ROME—Thousands of people bid farewell at an open-air funeral Saturday to a 15-year-old schoolgirl whose killing—announced to her mother on live TV—has shocked this nation.
Sarah Scazzi disappeared Aug. 26 as she walked a short distance in the town of Avetrana, in southern Italy. She remained missing for weeks, while police combed the area for clues.
This week police pulled the body of a girl resembling Scazzi out of a cistern in the countryside just outside the town. The girl’s mother was a guest on a live TV show Wednesday night when she was told that her missing daughter was probably dead—and that her brother-in-law was the alleged killer.
“I can’t believe it,” the mother, Concetta Serrano, said. She sat, apparently in shock, for several minutes as the TV show host read news reports that were coming in about the her daughter’s fate. Serrano was appearing on the show from the house of her brother-in-law, the alleged killer. The brother-in-law, Michele Misseri, was not at home. He was at that moment being questioned by police. Investigators said later that he confessed to killing Sarah.
Some 3.5 million people watched the broadcast on state TV RAI, according to Italian news reports. Many later criticized the host for not cutting the broadcast short. The host, Federica Sciarelli, told the mother she could choose to interrupt the live broadcast at any time. At one point, Sciarelli asked the mother if she understood what was happening.
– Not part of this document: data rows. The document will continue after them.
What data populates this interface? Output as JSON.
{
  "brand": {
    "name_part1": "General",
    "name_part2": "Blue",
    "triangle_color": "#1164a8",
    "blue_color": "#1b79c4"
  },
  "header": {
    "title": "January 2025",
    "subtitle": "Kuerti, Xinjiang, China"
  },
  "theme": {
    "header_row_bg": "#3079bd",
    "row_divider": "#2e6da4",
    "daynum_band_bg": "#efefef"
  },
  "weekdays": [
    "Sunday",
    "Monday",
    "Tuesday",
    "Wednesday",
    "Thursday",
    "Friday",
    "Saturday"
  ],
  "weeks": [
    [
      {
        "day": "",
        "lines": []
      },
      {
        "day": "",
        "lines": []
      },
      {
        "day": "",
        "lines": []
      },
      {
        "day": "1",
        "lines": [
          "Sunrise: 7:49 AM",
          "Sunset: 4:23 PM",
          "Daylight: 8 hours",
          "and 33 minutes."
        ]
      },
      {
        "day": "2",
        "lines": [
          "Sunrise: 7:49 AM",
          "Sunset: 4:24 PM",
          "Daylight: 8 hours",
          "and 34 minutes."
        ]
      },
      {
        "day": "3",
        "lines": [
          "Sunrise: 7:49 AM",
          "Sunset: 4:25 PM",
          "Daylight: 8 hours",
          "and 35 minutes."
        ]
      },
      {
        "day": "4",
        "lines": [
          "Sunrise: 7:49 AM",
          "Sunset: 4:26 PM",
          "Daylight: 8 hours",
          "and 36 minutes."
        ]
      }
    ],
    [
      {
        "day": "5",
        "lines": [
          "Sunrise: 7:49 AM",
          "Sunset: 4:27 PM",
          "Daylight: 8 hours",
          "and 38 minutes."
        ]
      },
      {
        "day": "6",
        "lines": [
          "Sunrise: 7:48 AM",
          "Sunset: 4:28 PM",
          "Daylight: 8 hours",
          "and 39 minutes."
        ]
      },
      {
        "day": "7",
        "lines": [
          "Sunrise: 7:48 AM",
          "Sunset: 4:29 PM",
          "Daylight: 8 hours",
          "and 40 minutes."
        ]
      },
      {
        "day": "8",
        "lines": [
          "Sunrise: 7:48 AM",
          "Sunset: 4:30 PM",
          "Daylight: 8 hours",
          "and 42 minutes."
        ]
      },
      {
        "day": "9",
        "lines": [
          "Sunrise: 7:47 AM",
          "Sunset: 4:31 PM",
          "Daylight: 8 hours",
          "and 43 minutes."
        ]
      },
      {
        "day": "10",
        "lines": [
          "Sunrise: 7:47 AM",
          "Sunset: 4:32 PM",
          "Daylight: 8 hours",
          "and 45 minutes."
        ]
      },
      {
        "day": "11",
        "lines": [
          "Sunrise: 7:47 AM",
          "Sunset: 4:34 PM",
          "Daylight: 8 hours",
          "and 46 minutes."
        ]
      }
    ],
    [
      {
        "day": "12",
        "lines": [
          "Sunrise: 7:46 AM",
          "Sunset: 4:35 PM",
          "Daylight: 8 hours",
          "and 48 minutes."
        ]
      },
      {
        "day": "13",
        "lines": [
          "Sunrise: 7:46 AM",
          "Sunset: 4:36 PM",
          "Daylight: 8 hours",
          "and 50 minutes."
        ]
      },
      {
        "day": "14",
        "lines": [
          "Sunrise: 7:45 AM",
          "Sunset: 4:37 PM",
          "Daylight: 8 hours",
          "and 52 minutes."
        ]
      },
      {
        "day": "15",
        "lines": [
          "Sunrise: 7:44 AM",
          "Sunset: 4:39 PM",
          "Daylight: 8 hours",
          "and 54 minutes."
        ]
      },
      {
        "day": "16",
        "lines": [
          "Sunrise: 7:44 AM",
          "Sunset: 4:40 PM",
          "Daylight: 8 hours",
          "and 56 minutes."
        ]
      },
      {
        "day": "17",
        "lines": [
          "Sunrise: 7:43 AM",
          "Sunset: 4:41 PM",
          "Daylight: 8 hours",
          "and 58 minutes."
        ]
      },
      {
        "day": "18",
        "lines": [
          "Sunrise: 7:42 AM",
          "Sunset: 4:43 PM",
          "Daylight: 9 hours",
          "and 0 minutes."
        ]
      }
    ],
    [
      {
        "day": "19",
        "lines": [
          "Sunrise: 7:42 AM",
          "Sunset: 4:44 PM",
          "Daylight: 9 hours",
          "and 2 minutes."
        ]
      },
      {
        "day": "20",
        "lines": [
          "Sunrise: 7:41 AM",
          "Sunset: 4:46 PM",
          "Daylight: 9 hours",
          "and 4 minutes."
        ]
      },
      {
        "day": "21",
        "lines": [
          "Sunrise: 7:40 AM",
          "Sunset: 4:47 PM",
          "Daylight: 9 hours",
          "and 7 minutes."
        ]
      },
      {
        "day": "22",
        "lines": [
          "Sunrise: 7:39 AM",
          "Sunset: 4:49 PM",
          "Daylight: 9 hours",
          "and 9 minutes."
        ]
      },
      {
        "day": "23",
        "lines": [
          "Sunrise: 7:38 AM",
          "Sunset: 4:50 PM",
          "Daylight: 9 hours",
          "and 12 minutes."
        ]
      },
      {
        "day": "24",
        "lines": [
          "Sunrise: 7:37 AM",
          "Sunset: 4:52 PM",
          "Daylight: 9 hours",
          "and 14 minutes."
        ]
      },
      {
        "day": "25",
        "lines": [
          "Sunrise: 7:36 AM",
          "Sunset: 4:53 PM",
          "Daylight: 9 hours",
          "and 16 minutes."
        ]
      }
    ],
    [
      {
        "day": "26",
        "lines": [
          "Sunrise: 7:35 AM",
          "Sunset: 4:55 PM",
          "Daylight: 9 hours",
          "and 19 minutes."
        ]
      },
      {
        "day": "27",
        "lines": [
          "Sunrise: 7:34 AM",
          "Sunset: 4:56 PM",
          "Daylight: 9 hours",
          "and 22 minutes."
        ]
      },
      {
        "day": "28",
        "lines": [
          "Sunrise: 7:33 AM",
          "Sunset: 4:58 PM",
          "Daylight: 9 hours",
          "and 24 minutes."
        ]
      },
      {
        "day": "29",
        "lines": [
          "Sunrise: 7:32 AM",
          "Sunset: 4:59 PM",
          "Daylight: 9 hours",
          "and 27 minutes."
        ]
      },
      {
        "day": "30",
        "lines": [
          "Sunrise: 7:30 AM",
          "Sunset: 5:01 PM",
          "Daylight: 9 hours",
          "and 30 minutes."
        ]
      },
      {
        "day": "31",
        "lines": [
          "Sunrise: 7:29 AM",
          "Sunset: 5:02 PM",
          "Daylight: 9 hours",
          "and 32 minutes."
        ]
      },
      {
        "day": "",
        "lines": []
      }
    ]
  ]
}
“I am trying to understand,” Serrano replied.
The prosecutor leading the investigation, Franco Sebastiao, said Thursday that Misseri had confessed that he had killed Sarah shortly after she disappeared. News reports said Misseri confessed to strangling the girl after she refused his sexual advances.
Misseri remains in jail, and news reports have said he is being kept in isolation because other inmates have threatened his life. A banner in Avetrana called for the death sentence. Italy does not have capital punishment; the most severe penalty is life imprisonment.
The funeral Saturday was held in the Avetrana football (soccer) stadium. Thousands of people came from nearby towns to file past Sarah’s coffin. Many applauded as it was being carried inside the stadium. Some threw flowers. Others cried.
The case has led to discussions of the role of TV, and some commentators have denounced what they said was lack of ethics on public television. One lawmaker called it a “horrible reality show.”
“Shameless, outrageous, damned TV!” said La Repubblica, a national newspaper. Sciarelli, the host, insisted she had given the mother the opportunity to leave, and pointed out the woman was also receiving calls from other reporters during the broadcast. Giovanni Orsina, a professor of contemporary history, said ratings should not be the only goal.
“It is a matter of self control, it is a matter of setting standards of ethics,” the professor at LUISS university in Rome told APTN. Those, Orsina said, seem to be things Italian media are not exhibiting anymore